Coca-Cola has become a symbol of entrepreneurial capitalism. Originally Colonel Pemberton was looking for a way to wean himself off the morphine addiction he'd picked up after the American Civil War. He developed a medication containing carbonated water, coca leaves (a source of cocaine), and kola nuts (a source of caffeine). It was sold in soda fountains, but it was the business model of providing syrup to franchised bottlers that provided the basis of its success.

Its status as a symbol of capitalism, and indeed of America, is helped by the fact that it has made mistakes along the way and corrected them. To counter the popularity of its sweeter tasting rival, Pepsi, the company introduced New Coke in 1985. It was a PR disaster that yielded a huge backlash. The company quickly responded with Coke Classic to recapture its popularity. It succeeded, and it quietly dropped the Classic tag in 2011.

It has responded to criticism, adding sugar-free versions such as Diet Coke and Coke Zero alongside its original product (from which the cocaine was removed long ago).

What does Coke do? It provides a product that millions of people all over the world willingly pay to consume every day. Coke spends more on advertising than Apple and Microsoft combined, recognizing that people drink it to be part of a culture as well as having their thirst quenched.
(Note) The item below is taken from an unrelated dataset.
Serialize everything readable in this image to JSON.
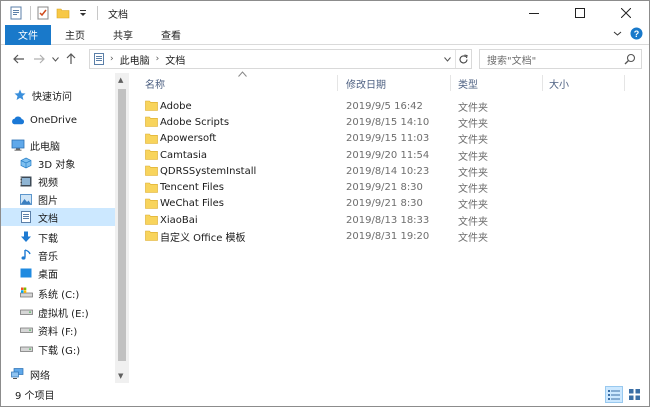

Their 1971 ad featured teenage children of embassy staff on a hillside in Rome singing "I'd like to teach the world to sing," promoting Coke as a symbol of internationalism and harmony between different peoples. The song became a chart topper, albeit with the specific pitch for Coke removed.

Today Coke ranks among the world's top ten private employers with over 600,000 employees. It is a huge success, and a testament to what entrepreneurial capitalism can achieve with good ideas, determination and drive. Happy birthday, Coca-Cola.